What do you enjoy most about your role?
I enjoy the variety of the role both in terms of my management role and the challenges of operational front-line policing.
Why is diversity and inclusion so important in and outside of the workplace?
Our communities are made up of individuals, each of whom will have particular characteristics and attributes. It is important to recognise the value each of these individuals and the groups with which they identify bring to our society. Efforts to understand different cultures and religions and the needs of those with particular restrictions will be rewarded by mutual respect and therefore a greater cohesion.
Were there any barriers to joining Essex Police?

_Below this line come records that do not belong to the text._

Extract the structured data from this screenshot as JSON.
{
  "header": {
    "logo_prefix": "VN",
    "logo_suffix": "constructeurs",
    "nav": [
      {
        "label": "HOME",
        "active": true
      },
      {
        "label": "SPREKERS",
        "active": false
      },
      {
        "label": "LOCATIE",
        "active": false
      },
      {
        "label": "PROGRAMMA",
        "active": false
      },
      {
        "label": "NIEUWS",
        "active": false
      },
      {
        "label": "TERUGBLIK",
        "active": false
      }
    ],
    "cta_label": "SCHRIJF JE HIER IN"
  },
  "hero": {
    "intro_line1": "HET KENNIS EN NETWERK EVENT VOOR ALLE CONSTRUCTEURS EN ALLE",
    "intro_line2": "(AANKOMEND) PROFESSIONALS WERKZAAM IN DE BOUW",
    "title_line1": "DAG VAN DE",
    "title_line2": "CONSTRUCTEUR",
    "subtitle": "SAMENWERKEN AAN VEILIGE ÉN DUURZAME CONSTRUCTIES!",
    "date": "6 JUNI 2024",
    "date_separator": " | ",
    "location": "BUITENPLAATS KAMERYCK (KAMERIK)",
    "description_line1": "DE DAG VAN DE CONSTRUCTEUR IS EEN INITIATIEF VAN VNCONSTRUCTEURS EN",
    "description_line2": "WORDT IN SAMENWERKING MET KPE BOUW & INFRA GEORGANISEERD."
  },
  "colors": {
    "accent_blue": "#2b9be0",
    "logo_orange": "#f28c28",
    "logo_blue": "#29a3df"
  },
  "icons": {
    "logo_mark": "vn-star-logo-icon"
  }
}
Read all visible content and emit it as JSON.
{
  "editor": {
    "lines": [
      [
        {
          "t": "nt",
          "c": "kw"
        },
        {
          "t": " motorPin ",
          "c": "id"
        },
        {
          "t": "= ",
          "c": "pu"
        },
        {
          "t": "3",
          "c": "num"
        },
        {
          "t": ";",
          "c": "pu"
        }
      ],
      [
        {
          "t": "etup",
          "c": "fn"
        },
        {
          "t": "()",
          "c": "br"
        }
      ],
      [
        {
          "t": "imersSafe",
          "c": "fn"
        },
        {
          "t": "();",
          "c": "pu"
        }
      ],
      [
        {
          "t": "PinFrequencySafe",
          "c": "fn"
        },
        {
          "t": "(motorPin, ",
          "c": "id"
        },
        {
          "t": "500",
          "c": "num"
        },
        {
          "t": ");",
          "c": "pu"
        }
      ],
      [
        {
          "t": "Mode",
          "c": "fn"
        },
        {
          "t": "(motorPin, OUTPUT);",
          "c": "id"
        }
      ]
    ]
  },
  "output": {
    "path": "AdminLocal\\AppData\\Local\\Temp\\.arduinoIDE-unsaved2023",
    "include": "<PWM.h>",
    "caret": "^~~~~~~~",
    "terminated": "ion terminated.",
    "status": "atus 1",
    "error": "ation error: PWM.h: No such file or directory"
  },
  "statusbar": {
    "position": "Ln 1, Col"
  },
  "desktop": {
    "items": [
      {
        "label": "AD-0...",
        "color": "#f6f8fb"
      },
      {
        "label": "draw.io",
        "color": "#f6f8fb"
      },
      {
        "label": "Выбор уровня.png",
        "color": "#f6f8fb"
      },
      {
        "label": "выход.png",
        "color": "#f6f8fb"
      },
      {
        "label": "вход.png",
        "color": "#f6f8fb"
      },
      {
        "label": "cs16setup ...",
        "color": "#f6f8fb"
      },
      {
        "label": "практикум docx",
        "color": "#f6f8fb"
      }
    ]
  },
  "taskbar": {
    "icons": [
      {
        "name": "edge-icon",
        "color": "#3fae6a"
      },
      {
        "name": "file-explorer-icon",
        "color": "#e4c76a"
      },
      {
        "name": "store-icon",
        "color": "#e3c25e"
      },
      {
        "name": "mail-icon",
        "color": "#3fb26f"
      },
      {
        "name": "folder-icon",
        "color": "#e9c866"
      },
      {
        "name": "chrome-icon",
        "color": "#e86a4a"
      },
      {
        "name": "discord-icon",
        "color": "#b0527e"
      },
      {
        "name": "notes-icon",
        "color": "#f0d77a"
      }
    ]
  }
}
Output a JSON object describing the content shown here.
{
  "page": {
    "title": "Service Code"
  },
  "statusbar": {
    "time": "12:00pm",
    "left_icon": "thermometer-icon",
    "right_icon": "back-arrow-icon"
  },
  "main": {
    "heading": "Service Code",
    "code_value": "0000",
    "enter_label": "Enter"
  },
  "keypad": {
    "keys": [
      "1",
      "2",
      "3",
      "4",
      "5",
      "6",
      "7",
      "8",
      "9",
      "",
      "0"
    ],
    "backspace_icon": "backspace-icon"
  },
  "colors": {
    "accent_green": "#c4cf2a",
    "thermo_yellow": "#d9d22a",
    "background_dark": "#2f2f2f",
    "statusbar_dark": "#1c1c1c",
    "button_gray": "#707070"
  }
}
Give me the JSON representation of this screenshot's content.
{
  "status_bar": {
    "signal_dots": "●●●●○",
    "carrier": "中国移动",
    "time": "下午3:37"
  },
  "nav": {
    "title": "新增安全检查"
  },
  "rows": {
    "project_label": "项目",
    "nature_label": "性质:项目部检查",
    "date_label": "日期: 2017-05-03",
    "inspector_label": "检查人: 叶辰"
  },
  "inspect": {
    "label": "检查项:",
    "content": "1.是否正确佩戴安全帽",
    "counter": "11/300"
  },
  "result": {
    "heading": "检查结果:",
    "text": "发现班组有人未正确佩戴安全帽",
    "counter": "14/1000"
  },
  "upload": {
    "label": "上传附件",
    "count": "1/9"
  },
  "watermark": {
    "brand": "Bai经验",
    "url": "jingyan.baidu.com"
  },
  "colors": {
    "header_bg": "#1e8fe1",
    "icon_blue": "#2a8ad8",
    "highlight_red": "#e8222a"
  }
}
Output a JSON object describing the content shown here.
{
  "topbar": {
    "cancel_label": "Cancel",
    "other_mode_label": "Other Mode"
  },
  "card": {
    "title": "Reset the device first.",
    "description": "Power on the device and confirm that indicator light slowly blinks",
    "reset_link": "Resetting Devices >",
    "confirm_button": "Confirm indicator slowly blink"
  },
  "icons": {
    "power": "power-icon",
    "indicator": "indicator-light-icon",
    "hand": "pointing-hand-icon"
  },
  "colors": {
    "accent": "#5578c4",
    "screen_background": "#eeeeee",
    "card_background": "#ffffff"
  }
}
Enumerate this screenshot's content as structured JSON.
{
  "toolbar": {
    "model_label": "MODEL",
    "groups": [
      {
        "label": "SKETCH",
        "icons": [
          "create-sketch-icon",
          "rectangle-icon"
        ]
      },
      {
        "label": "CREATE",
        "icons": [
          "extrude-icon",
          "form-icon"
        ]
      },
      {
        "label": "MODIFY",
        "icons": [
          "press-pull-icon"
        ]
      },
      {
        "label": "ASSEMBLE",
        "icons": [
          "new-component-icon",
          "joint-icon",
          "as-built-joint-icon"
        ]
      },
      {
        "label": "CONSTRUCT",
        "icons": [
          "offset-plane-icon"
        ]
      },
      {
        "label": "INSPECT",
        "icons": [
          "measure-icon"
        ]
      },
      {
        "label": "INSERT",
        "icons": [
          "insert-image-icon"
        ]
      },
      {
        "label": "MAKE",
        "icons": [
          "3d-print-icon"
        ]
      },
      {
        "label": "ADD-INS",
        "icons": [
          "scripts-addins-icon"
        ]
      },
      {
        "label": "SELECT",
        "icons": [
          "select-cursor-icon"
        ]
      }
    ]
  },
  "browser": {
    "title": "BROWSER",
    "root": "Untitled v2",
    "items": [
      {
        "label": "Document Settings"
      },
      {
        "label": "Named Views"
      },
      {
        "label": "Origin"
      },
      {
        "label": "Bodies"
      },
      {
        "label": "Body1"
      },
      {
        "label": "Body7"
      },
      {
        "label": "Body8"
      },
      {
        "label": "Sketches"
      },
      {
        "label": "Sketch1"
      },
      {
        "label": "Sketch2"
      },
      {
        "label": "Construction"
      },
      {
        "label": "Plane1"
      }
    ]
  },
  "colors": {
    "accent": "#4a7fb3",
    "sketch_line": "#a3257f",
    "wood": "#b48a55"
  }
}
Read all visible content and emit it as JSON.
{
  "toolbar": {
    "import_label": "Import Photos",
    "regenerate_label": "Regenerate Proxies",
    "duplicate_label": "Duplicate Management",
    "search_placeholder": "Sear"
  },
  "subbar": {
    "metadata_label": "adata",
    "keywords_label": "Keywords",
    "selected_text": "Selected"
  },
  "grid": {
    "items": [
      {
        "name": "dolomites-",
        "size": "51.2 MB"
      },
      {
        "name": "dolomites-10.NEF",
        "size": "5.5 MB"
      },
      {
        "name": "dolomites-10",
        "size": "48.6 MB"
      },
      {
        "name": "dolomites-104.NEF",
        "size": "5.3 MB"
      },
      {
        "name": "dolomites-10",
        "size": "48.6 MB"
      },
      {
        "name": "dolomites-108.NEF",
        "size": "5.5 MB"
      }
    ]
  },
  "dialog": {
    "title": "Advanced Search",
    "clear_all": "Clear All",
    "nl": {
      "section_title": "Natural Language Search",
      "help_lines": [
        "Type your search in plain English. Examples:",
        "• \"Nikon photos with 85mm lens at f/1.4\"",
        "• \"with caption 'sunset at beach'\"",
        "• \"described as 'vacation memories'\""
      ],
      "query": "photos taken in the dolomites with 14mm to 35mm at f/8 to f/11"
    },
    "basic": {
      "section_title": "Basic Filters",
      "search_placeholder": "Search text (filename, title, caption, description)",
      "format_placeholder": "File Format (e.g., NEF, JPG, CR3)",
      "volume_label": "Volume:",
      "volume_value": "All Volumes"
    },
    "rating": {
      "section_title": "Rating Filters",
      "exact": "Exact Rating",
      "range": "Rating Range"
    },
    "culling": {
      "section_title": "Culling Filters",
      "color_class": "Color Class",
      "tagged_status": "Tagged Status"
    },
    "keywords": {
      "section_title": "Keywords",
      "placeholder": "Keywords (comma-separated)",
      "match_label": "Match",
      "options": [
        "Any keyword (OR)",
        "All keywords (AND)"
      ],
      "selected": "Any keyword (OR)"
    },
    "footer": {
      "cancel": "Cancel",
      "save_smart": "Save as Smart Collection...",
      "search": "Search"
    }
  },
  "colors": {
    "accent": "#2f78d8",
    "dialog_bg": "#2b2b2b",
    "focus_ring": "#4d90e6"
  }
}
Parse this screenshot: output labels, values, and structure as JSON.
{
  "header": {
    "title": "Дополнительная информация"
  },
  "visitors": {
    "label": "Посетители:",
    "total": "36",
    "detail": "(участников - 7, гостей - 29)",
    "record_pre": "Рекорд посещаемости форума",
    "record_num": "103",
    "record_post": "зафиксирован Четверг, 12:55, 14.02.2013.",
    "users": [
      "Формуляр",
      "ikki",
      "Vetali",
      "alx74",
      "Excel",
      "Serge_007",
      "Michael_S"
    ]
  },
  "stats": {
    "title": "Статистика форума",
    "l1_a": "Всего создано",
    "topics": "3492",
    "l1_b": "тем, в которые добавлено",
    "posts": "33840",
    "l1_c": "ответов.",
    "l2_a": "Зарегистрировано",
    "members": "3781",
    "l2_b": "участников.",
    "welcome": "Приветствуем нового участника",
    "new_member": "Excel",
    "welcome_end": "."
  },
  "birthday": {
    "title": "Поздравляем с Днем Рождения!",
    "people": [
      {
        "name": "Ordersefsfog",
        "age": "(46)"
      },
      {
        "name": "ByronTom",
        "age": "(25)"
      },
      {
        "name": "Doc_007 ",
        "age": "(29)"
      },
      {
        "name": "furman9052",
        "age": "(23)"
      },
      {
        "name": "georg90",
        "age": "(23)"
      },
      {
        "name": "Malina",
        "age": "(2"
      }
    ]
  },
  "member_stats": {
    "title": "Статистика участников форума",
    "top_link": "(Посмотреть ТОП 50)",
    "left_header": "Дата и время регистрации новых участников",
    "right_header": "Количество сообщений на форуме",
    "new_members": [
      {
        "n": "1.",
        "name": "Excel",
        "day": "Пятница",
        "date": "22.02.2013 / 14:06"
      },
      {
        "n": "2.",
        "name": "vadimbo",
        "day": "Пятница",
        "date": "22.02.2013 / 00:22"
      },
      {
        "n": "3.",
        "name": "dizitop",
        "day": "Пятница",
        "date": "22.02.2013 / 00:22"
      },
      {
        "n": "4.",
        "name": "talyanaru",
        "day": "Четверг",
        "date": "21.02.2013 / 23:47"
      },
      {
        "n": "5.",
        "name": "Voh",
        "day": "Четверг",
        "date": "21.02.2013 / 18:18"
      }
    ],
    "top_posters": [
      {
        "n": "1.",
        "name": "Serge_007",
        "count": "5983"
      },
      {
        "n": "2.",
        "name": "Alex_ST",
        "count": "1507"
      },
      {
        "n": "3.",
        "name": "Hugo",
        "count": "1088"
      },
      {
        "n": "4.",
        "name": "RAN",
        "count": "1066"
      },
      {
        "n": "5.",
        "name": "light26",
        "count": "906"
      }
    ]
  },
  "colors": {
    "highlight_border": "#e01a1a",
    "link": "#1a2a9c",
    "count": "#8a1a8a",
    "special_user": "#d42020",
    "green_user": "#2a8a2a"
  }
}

I was only too aware of the impact of the restrictions on my career aspiration but am an example now I believe, how age is certainly not a barrier. There are a few statutory requirements in relation to eligibility otherwise potential recruits should be able to demonstrate a suitable outlook and understand the position of the Police in our communities whilst being able to evidence attributes such as honesty and integrity and skills in communication and conflict management.
Why do you think it’s so important that our force values difference?
Everyone has something to offer society, bringing their own perspective from the experiences they will have had in their upbringing, education and employment. The organisation can make use of those experiences to help shape its response to members of our diverse communities.
How has Essex Police as an organisation supported you in your career?
Through all the trials and tribulations of my busy and varied life Essex Police has always been supportive both corporately and through individual staff. Support during times of illness has been unwavering and tangible. Since my retirement from full time employment I have also been supported in developing skills in roads policing so as to go some way to realising my early career ambition. The training and development provided was instrumental in helping me progress in my full-time career.
Tell us something interesting about your role?
I believe that opportunities as a Special Constable are limited only by your ambition and availability. I have been involved in numerous activities which I can’t disclose here but suffice to say they would not be available to others. This has helped me develop and maintain interest in the police service as a whole and how it fits into the rich tapestry of public services and voluntary organisations working for the benefit of our society.
What advice would you give to anyone thinking about joining Essex Police?
After you have researched the role and are confident that you have the aptitude and ability to fulfil the role (including the time and freedom to volunteer your time if becoming a Special) then don’t look for barriers to showing your interest. If you are still unclear or unsure then contact the recruitment team who can arrange a conversation with a serving Special Constable.